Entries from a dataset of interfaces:
=== Section Start ===

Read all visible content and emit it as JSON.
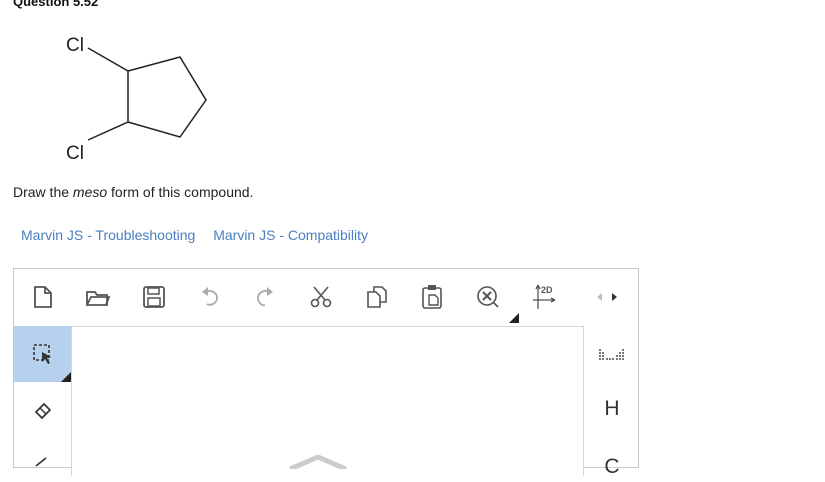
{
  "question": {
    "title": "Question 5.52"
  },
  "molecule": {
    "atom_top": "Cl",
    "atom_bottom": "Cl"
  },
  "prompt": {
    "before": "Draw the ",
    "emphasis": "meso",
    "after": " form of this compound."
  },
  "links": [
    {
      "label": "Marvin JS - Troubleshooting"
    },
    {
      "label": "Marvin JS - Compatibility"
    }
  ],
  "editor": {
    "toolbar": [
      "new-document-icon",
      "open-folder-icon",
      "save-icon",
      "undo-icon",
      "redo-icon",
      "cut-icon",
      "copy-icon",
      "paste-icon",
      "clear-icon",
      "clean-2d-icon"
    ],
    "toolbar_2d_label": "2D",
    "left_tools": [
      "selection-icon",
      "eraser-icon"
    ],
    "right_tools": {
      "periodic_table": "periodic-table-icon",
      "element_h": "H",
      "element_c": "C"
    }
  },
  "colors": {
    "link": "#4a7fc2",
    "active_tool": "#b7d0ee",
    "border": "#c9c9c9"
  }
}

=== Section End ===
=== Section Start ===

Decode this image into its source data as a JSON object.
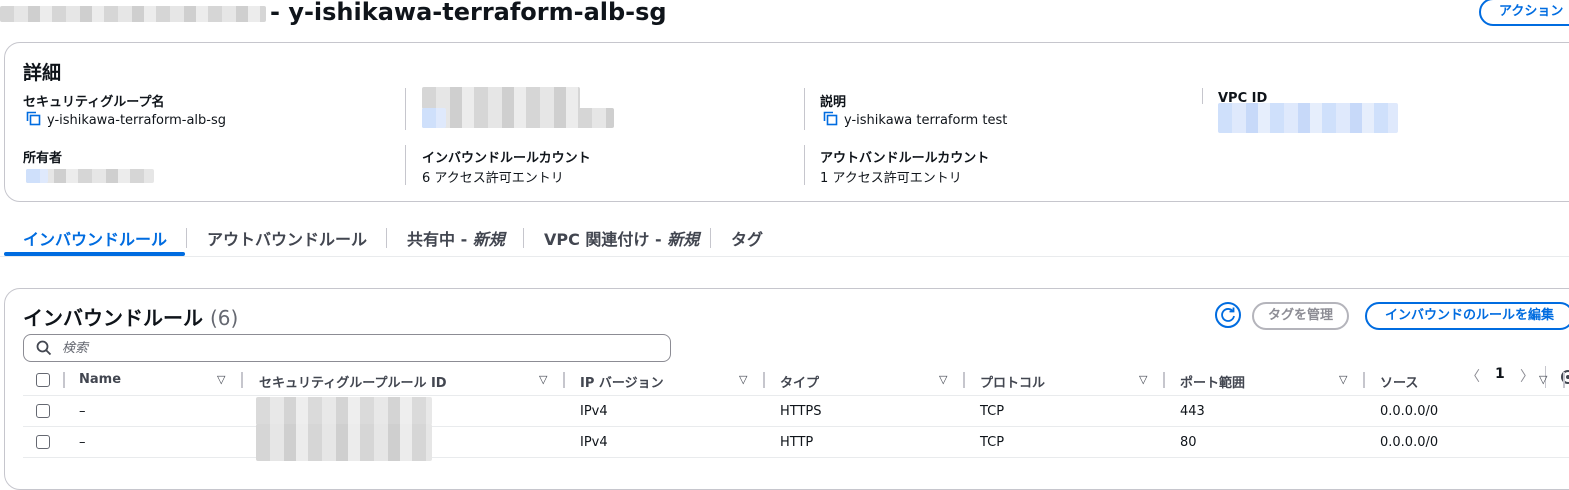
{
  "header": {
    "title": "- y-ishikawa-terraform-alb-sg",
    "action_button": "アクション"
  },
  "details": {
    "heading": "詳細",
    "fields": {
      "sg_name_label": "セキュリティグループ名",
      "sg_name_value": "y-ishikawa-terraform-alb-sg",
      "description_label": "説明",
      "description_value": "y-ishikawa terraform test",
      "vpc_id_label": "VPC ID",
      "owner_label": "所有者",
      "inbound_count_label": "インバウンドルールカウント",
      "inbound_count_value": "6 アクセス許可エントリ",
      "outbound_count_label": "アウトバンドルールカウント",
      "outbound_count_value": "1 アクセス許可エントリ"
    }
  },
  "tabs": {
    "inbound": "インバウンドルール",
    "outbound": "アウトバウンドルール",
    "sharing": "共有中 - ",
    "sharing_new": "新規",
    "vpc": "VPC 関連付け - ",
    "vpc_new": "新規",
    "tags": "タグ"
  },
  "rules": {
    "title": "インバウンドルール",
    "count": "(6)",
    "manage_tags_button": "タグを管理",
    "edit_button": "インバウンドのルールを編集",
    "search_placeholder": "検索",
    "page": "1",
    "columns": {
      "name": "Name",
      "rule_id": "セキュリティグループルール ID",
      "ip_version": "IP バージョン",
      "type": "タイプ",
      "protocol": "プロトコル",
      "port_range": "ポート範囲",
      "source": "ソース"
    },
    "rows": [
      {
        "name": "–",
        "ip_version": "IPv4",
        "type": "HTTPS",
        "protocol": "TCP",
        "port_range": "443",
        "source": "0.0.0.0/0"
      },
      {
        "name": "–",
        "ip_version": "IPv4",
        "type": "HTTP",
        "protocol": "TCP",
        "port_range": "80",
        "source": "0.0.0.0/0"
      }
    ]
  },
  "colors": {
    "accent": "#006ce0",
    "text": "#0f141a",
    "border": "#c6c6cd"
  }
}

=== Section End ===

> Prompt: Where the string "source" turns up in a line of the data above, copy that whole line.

> Exercise output:
Decode this image into its source data as a JSON object.
      "source": "ソース"
        "source": "0.0.0.0/0"
        "source": "0.0.0.0/0"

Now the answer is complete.